Again, I think many people work more hours than are comfortable, so they can afford to buy all the things we never knew we needed till they hit the consumer-radar.  My good, wise friend (we’ll call her Ricky) hit the nail on the head: “I would rather spend less and have to work less.”

Why is this simple genius concept so overlooked?

Any time I have bought Sebs (the still young and destructive dog) a fancy pet-store chew toy, he has ignored it and gone straight back to demolishing a cardboard box. He hasn’t caught the advertising bug yet. But he knows how to have fun.

Playtime doesn’t have to be sophisticated. Just decide that everything you do will be done with an element of fun, if at all possible.

One of my favorite parts of my work is to put on a chick-flick, sit on the sofa and go through my latest jewelry finds for sale, sorting, cleaning and pricing.

5.  Appreciate the goodness of a snooze

Resting. So underrated.

Any time the dogs aren’t in one of their active modes, they are usually found languishing in one of any number of comfortable positions and locations, as if they have just run a marathon.

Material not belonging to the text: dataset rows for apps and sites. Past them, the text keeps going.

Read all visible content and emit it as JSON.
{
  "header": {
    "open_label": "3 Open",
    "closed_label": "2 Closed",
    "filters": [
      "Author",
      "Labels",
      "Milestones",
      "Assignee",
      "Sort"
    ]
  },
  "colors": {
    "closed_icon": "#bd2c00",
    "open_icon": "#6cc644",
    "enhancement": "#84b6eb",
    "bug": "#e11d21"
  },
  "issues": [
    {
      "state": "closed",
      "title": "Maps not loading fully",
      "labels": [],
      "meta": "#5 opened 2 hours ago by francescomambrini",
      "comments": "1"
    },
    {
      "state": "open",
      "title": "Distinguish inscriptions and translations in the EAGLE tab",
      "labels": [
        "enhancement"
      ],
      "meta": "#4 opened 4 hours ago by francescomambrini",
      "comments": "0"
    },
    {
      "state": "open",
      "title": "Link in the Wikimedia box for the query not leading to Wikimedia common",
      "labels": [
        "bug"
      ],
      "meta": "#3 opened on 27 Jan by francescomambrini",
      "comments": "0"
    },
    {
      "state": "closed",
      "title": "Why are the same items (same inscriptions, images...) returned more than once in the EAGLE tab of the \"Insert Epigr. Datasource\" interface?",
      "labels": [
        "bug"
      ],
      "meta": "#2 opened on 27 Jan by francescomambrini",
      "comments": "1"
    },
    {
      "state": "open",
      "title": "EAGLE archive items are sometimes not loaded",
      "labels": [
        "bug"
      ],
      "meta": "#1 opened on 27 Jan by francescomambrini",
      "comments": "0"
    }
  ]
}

I don’t know why Maggie Thatcher, back in the day, along with other overachievers, always bragged about only needing 5 hours sleep. Sleep is necessary, to recharge your batteries and regenerate cells. I don’t function well when I am tired, and start making poor decisions, so I’m all for getting as much rest as I can.

I haven’t bought into the idea that we should be constantly finding ways to pack in more into our already hectic lives. It’s ironic that the more we develop technology that systemizes and eliminates human labor, the less time we seem to have, and the more overextended we become.